All phishing attacks have something in common, they exploit human nature rather than technology. Many phishing emails trigger your emotions by telling you something is wrong, or that bad things will happen if you don’t respond. Phishing emails often want you to act with urgency, and most phishing emails try to build trust by impersonating a brand or person you know.

Overloading the system, SQL injection explained, and other cyber security threats

4. DoS (Denial of Service Attack) targets the website or the backend database, flooding it with fake traffic, resulting in a website crash. A more sophisticated attack is a DDos (distributed denial of service) attack, which sends traffic not from one single source but from multiple sources all at the same time, in the hope of overloading the system.

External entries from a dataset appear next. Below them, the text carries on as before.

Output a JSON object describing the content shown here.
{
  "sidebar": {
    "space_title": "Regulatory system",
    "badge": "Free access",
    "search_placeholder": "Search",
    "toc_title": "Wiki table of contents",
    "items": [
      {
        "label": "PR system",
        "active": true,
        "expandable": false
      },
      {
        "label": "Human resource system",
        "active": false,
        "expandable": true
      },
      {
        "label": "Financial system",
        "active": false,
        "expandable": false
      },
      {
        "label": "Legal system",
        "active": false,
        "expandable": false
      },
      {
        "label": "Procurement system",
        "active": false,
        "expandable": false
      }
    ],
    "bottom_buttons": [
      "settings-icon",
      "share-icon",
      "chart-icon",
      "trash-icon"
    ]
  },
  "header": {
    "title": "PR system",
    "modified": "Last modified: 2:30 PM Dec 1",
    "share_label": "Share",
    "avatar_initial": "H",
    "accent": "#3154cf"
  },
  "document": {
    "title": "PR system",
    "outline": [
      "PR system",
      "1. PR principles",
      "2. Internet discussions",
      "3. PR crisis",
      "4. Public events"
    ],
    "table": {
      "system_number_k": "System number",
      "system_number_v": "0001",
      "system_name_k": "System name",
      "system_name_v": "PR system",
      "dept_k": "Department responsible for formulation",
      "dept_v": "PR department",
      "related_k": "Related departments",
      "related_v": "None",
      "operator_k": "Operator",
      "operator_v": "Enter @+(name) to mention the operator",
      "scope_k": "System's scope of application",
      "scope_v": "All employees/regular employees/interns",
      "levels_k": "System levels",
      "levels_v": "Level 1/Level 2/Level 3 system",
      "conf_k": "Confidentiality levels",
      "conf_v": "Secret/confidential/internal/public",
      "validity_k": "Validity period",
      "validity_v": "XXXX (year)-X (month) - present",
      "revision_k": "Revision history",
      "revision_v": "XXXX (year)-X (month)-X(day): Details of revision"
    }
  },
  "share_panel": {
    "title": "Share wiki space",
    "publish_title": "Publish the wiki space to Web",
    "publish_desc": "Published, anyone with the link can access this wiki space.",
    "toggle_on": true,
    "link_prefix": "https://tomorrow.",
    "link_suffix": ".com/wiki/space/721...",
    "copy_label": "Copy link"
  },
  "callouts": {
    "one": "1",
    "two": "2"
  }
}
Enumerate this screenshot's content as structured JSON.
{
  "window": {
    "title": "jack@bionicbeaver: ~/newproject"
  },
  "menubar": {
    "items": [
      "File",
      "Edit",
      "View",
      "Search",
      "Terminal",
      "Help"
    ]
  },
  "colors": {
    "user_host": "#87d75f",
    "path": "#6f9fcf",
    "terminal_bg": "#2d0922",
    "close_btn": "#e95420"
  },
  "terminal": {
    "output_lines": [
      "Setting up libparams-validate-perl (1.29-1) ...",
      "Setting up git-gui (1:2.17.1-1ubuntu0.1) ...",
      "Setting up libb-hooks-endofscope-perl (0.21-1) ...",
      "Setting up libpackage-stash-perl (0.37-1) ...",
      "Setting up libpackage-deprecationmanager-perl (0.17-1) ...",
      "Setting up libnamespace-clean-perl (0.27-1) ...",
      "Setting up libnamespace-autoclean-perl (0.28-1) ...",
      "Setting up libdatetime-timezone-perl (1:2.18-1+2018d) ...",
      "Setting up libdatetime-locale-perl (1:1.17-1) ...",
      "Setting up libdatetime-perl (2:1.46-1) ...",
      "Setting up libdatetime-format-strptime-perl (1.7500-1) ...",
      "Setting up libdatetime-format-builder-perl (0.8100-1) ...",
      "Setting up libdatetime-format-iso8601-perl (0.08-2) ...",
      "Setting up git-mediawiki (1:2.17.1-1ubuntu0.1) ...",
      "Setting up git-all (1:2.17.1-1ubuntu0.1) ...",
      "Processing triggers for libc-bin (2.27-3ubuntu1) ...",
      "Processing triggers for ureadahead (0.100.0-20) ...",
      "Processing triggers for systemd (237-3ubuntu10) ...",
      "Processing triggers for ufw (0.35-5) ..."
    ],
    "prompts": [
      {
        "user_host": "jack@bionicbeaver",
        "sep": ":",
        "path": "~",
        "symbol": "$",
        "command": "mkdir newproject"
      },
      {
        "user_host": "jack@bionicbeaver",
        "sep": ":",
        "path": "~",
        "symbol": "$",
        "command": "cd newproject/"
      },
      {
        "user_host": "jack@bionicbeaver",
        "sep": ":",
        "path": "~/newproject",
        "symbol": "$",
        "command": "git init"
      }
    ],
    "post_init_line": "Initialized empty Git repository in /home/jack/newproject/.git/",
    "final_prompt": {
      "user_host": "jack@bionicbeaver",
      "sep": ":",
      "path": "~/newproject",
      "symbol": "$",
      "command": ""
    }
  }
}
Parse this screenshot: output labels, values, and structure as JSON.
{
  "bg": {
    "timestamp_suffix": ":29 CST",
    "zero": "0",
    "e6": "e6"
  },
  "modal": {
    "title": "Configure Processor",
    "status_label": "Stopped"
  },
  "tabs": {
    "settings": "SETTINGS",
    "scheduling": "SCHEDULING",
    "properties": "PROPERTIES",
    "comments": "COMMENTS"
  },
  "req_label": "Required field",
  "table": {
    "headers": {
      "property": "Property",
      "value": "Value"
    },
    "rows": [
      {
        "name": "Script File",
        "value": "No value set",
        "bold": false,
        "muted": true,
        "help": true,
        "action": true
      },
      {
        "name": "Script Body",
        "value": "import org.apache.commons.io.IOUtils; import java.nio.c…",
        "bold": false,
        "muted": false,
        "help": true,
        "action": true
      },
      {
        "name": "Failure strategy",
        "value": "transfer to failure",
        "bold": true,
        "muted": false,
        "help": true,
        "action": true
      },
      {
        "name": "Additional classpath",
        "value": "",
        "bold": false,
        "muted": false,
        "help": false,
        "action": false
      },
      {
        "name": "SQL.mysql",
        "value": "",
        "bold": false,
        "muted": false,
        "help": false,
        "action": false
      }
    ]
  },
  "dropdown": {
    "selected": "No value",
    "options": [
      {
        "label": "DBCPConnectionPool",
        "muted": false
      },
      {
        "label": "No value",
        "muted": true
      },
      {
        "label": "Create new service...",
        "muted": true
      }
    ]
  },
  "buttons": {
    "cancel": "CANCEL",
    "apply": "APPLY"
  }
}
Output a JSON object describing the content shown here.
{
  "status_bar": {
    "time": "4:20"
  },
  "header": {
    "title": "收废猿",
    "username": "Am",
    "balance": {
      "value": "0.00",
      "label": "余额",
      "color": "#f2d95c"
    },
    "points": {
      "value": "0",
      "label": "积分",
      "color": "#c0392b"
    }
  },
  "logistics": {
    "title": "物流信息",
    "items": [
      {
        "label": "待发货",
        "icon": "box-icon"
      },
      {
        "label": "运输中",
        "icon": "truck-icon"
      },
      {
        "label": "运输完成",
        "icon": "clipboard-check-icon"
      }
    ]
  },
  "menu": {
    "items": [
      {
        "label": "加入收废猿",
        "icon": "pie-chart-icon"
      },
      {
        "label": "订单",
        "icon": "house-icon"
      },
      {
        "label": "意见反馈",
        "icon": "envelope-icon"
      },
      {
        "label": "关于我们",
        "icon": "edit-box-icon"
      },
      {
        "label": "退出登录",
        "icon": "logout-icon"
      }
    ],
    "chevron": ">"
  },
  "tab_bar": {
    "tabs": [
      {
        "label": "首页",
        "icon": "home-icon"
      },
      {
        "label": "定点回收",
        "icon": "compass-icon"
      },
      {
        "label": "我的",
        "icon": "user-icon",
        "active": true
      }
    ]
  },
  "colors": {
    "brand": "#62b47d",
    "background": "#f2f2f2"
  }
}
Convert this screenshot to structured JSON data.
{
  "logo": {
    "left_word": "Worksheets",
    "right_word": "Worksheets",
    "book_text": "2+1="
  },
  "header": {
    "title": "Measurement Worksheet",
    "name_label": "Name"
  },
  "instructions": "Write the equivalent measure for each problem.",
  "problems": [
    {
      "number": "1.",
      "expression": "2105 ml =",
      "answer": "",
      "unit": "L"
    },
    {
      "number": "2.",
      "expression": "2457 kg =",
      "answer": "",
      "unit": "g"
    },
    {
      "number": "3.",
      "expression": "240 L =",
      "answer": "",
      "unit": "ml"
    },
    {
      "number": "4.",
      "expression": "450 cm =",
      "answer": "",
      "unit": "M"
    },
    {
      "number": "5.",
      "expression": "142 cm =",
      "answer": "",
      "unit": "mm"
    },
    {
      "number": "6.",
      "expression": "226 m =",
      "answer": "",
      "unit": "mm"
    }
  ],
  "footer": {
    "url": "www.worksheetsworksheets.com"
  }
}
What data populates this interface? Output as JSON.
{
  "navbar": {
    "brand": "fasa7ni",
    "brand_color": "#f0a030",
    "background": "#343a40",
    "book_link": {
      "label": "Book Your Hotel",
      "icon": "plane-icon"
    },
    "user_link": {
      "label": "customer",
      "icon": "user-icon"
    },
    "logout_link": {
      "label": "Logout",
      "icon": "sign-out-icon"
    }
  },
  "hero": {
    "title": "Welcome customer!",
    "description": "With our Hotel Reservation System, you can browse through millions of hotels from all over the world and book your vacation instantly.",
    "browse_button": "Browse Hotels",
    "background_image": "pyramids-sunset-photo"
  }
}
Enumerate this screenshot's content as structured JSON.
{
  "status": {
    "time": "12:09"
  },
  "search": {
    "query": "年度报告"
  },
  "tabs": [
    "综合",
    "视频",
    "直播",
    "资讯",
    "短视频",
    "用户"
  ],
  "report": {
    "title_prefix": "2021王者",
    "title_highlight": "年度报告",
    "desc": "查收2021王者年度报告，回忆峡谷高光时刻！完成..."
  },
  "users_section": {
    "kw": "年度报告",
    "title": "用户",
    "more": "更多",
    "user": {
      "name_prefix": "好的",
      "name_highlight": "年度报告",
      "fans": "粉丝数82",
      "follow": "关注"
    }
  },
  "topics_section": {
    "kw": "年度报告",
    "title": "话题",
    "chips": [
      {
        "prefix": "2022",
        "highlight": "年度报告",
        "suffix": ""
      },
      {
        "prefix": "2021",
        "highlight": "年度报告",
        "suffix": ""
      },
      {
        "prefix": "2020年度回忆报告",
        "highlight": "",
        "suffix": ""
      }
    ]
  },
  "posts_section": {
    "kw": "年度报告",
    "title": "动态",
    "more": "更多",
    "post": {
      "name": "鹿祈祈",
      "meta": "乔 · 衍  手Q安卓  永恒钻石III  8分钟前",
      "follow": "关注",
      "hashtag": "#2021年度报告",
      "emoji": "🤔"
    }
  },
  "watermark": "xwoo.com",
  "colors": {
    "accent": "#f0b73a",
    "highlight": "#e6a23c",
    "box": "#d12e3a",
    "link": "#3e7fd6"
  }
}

5. SQL injections are one of the common cyber-risks, in part because of how simple it is to perform. SQL injection involves using code to hack databases and steal information. SQL stands for structured query language, which is a type of computer language used to pass information across databases. This type of attack injects malicious code into databases to retrieve sensitive customer data, and is very commonly done on login screens.

6. The strength of passwords matter, as does cyber-security controls

Password attack – for hackers, cracking passwords is one of the easiest ways to hack a system, as no prior knowledge about the victim is needed to start an attack. There is a risk of hackers easily gaining full user access and causing a data breach, impacting not only business owners, but also customers that may have logins to the business’ website. Attackers let the computer do the work, by trying different combinations of usernames, default passwords, and common passwords until they find the one that works (known as password guessing). Due to this repeated trial and error format, the strength of password matters a great deal.

7. Insider threats

Your business can be attacked from within – security threats are everywhere, and you may have internal security flaws. Here the hacker gains access to the information path between the user’s device and the website server. By doing so, the communication line between the user and the website is secretly obstructed. This commonly happens with unsecured WiFi network connections. These attackers know how the business’ system is configured and know its weaknesses. Security measures and constant monitoring are key for business safety.

What happens when a small business gets attacked?

Have you ever thought about what would happen if your business was targeted by a cyber-attack? When your business is hacked, it’s not just data you lose. Your business, your money, your reputation, your customers and suppliers, as well as your data, your IT equipment and your services are all at risk if you suffer a cyber incident. Find out more here.

Protect your small business today and be ready for tomorrow’s threats

Implementing the right Cyber Insurance policy for your business can feel overwhelming if you’re unsure what needs protecting, and what cyber-security you need. But that’s not an excuse to ignore the protection you need in the event of a cyber-attack. Protect your small business today and be ready for tomorrow’s threats with one of our Cyber Insurance quotes. Our Cyber Insurance policies can protect your business from a range of risks such as data breaches, hacker damage, privacy protection and more.

Speak to our team today to learn more about our Cyber Insurance options.

Was this article helpful?